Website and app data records
Segment Open

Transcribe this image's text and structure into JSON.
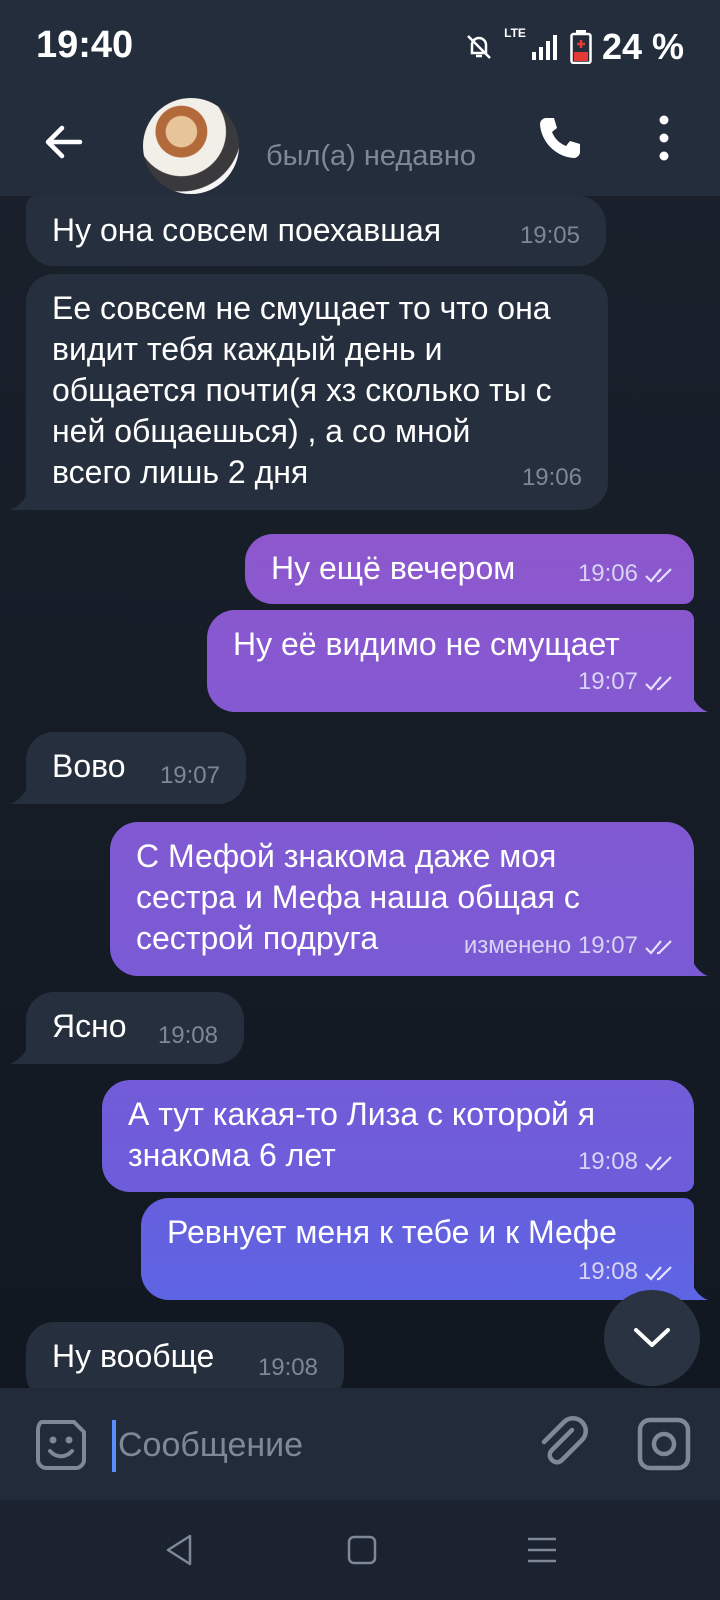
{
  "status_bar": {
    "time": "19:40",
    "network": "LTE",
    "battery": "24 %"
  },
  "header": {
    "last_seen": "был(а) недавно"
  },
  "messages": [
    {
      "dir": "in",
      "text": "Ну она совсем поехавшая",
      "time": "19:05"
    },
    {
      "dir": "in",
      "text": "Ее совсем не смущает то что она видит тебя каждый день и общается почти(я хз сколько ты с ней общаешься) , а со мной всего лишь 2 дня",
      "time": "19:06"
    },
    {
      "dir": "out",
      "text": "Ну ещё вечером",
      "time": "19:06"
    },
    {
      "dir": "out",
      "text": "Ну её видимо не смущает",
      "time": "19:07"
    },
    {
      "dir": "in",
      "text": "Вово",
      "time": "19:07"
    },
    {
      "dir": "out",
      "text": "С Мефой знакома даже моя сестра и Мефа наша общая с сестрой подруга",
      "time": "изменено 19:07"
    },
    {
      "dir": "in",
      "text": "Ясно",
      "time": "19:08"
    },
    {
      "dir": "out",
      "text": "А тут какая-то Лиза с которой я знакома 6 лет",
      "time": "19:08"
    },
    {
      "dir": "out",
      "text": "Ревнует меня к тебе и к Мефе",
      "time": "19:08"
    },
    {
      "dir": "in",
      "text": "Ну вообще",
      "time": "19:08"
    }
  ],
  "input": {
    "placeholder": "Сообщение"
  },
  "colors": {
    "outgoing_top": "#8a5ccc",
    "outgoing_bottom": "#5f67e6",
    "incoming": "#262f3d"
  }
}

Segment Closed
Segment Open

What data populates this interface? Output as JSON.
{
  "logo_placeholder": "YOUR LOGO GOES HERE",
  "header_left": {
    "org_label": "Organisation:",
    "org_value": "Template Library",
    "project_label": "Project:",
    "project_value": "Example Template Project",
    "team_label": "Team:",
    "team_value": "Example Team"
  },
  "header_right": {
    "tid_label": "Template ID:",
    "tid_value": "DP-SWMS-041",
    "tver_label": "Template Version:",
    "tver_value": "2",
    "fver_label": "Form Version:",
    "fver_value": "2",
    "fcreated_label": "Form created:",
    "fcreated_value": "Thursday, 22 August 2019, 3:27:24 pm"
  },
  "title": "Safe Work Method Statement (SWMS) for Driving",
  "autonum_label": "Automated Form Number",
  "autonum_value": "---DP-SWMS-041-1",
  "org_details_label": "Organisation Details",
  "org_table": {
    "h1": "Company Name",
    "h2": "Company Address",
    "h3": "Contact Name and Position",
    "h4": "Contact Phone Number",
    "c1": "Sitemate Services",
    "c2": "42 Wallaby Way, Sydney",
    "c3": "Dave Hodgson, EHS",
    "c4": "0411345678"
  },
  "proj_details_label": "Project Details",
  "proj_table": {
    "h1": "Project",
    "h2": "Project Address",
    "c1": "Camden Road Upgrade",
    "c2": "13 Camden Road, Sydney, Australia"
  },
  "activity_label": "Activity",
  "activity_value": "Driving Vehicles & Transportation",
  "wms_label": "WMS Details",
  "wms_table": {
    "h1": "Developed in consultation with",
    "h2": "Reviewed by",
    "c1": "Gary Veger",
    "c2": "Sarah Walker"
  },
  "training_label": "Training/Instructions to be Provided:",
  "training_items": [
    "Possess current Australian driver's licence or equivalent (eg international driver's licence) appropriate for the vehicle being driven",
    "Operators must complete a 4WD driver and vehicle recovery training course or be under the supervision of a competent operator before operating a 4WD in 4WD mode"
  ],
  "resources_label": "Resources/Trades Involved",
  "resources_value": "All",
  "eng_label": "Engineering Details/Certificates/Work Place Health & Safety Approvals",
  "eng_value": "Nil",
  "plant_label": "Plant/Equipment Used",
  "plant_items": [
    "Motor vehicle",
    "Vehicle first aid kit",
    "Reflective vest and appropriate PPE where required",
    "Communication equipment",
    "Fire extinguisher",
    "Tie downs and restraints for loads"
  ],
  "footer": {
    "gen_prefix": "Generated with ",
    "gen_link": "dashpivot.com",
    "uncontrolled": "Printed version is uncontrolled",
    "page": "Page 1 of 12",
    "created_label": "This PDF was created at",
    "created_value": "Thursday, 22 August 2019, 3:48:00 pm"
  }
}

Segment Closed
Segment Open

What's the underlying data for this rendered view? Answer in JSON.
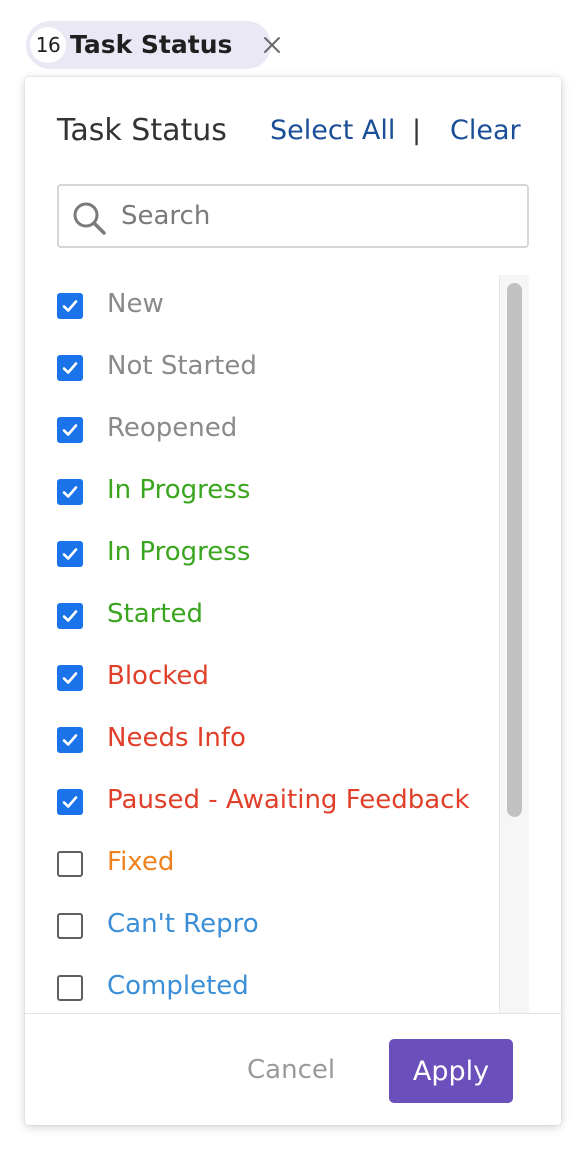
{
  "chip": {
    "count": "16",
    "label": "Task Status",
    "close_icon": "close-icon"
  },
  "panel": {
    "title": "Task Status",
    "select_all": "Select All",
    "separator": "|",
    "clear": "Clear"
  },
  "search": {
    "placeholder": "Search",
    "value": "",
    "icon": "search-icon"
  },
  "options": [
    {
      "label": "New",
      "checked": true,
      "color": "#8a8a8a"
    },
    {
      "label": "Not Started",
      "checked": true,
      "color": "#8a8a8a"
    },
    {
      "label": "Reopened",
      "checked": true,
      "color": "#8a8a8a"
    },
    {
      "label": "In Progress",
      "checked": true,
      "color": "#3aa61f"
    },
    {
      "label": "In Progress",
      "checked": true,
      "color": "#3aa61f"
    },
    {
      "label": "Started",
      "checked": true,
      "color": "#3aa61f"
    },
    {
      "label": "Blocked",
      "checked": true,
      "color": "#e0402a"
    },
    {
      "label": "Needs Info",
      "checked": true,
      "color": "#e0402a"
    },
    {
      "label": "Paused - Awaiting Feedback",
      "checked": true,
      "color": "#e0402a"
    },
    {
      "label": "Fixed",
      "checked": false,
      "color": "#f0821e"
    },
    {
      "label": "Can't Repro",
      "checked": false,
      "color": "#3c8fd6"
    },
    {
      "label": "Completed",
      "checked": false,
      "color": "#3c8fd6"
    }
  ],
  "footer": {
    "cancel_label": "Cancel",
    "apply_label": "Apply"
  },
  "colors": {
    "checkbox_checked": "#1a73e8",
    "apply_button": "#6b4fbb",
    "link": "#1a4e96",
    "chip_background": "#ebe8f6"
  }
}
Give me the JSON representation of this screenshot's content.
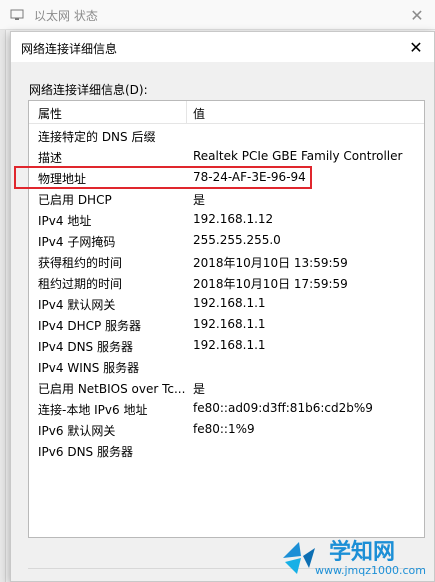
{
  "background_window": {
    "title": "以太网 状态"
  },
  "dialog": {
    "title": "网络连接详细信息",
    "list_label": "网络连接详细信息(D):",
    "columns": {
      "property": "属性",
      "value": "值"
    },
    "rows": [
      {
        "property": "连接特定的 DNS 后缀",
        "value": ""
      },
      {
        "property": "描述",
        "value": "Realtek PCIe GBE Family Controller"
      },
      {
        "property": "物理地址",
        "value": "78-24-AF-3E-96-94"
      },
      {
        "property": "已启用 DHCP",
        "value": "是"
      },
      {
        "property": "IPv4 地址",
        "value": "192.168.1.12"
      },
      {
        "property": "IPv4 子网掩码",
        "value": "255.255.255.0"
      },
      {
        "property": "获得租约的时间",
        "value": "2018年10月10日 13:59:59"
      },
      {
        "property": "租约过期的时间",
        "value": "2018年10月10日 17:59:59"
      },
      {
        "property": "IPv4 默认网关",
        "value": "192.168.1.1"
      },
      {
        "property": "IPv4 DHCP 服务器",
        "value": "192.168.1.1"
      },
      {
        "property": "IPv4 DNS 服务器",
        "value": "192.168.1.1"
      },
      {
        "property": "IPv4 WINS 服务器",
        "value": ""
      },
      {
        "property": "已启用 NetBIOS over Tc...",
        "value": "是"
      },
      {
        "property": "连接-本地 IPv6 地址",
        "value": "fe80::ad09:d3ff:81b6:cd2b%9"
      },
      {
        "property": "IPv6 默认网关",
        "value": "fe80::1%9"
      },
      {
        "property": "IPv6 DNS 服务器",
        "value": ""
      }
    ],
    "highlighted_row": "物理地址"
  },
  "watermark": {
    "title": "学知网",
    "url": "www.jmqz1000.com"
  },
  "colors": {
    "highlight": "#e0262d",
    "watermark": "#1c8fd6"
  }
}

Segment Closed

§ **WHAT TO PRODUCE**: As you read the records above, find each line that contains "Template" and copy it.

§ **WRITTEN REPLY**:
    "org_value": "Template Library",
    "project_value": "Example Template Project",
    "tid_label": "Template ID:",
    "tver_label": "Template Version:",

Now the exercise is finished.